The reason for these radical changes, however, remains distant. Tickets to the football games easily exceed a worker’s monthly salary. Take a look at Brazil’s football fans rooting for their team in the shiny, new stadiums and you’ll find people almost entirely of Caucasian ancestry, even though they make up only half of the country’s population.
However, the people of Rocinha share the thrill with their worshipped seleçao and its superstars Neymar, Thiago Silva, Oscar and Ramires. After all, every Brazilian, whether poor or not, is a bonafide football addict. Every bar and café, even the workshops and stores, show the national team’s games. The craze surpasses even the Brazilian enthusiasm for soap operas, the other cultural topic of the day, everyday. When their divine attacker Neymar sustained a severe injury during the match against Colombia, the case was nothing short of a national interest.
Football-Themed Street Art
It would come as a surprise if this ambivalent relationship to the World Cup would not somehow find its way into street art. Perhaps Mayor Paes’ bill to partly legalize and thus foster the touristic potential of colorful murals even spurred the artists to express their opinion on Rio de Janeiro’s walls.
Some of the paintings celebrate or encourage the national team, while others criticize the financial excess in building the stadiums or the government’s attempts to cover up the country’s severe social problems. The artists often connect the dots and create grim impressions of their national sport hijacked by financial and political interests and its collateral damage to the hoi polloi.
Politicians and the World Cup’s mascot, “Fuleco” (an armadillo that was named after “futbol” and “ecologia,” unwittingly having the same name as the Brazilian slang term for “ass”), are depicted flushing money down the toilet, making dodgy pacts or, in a more straightforward mural, fucking Lady Justice. A particular expressive image by Paulo Ito that gained some prominence portrays a starving child who’s been served a football to eat.
Other, milder murals reflect the hope and anticipation of seeing Brazil’s national team compete in a thrilling World Cup and perhaps win the trophy. Neymar, Thiago Silva and other players are frequently depicted leading a nation of sport enthusiasts to their sixth championship, while former football stars keep watch and protect this important matter of national interest. One particular painting shows Neymar smacking a Uruguayan phantom, making a witty remark at the seleçao’s shameful defeat in 1950. The hope continues with one Rio street artist trusting attacker Hulk to bring the historic St. Teresa cable car back into service, even though it’s been out of operation since a serious accident in 2011 involving six fatalities and fifty injuries.

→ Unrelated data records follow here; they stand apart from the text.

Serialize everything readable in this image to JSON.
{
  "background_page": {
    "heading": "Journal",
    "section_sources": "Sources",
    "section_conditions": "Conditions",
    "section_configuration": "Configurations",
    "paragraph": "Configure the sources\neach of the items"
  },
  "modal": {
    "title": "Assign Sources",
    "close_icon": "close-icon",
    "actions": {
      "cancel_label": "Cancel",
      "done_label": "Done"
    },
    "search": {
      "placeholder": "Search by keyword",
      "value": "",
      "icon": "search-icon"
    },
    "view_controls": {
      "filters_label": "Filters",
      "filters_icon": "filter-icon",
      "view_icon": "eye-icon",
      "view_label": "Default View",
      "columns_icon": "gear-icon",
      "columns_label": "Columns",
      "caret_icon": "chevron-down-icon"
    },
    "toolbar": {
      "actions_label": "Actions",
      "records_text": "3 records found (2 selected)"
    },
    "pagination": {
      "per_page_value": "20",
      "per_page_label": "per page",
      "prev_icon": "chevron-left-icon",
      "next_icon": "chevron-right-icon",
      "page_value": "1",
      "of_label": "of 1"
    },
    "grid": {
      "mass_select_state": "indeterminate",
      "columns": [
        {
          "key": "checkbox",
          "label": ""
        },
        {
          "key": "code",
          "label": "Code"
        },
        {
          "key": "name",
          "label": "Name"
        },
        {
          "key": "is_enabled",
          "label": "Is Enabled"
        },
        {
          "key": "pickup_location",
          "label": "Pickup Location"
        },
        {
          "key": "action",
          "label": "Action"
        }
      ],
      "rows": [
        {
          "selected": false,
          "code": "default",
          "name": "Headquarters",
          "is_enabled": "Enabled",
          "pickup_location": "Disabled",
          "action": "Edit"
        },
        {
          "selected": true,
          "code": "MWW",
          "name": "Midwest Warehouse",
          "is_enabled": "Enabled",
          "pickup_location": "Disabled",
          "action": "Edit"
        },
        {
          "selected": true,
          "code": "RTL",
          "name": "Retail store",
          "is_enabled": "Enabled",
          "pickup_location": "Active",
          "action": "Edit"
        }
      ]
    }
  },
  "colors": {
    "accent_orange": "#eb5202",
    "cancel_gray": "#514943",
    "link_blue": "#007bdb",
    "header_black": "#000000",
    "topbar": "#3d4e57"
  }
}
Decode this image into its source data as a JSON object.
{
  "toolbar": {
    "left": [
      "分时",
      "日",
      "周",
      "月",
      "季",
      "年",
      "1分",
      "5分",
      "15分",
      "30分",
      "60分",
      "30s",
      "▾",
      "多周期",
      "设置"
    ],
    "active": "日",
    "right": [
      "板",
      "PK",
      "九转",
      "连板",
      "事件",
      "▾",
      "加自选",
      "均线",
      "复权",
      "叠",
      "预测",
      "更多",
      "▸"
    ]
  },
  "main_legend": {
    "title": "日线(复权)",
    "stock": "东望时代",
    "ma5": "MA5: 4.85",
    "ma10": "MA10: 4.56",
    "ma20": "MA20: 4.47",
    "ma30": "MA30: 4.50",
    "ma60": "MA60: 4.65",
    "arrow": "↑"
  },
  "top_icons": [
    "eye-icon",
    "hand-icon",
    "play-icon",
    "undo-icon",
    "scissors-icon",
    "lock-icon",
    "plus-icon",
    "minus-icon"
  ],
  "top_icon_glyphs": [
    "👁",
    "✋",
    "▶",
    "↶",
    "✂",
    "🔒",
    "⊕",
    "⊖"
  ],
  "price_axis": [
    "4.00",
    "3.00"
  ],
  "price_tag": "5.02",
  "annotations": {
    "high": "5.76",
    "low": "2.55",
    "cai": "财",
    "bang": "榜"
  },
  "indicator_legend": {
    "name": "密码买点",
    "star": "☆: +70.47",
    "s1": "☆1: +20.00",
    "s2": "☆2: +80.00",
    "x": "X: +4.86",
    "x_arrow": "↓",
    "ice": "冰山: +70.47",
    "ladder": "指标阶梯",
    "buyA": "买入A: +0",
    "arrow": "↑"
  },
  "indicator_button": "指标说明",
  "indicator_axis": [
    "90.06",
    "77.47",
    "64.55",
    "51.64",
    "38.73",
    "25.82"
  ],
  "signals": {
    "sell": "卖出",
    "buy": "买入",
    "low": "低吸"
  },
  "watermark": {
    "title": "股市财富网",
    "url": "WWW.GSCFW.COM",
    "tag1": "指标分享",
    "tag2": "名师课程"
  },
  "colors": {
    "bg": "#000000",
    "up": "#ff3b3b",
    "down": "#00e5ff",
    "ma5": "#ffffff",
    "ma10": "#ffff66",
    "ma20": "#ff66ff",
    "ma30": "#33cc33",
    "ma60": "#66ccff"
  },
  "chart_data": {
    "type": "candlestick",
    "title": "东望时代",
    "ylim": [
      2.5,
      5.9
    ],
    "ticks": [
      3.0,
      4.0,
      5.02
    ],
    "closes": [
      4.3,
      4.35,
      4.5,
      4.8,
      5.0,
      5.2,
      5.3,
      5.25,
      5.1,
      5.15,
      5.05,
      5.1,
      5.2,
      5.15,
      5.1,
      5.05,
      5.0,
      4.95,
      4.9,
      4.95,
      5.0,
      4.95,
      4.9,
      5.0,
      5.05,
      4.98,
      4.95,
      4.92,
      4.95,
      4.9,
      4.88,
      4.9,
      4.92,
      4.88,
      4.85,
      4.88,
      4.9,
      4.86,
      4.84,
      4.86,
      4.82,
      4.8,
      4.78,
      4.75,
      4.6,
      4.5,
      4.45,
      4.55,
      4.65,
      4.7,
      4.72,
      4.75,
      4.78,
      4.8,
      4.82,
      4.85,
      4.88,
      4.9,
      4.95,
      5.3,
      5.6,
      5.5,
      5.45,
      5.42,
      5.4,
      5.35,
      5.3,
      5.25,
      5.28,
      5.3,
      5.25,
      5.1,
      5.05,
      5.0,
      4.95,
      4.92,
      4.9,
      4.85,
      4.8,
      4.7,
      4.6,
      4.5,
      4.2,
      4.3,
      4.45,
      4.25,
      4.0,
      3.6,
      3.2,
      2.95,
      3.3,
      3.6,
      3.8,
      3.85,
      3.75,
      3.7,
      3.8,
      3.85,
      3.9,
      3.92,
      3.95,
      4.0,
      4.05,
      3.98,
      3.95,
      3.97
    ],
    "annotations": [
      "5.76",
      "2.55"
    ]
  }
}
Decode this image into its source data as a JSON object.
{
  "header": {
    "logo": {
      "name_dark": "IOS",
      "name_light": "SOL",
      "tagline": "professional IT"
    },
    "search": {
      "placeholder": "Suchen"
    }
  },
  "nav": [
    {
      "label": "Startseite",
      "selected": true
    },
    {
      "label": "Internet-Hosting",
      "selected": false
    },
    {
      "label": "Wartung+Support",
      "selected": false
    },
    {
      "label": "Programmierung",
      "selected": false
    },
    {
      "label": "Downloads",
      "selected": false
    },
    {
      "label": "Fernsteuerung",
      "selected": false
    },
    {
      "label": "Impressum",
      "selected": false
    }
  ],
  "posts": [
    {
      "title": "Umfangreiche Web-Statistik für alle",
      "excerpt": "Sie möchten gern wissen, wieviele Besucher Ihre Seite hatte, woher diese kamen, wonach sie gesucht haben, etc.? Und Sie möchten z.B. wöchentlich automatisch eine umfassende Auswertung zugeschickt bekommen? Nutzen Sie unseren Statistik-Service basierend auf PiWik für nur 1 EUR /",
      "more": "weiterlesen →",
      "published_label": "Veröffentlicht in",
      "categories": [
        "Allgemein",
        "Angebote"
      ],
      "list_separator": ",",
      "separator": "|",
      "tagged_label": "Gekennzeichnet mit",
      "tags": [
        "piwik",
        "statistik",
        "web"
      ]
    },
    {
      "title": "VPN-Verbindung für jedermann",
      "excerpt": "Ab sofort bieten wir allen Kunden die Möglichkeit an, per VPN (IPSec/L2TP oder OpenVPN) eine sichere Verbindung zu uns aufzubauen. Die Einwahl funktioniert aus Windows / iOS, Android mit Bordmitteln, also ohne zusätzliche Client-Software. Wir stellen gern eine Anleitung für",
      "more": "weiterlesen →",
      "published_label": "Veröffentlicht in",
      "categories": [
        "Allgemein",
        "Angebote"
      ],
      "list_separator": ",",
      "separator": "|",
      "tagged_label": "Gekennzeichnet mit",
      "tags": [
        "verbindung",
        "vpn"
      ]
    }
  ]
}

In Rocinha’s poverty-stricken alleyways, World Cup-related street art set a humbler yet genuine tone. A simple mural close to the winding main street depicts a simple football at the heart of the Brazilian flag accompanied by the hopeful phrase “A festa do hexa,” or “the party of the sixth.” The seleçao didn’t make it so far this year. Their losses against the German and Dutch teams came hard for every Rocinha resident just as any other Brazilian. But their hope for the next championship stays undiminished. Street art such as this bears timeless testimony to these joyful but ambivalent emotions. And perhaps, some day, these time-weathered murals might become relevant again.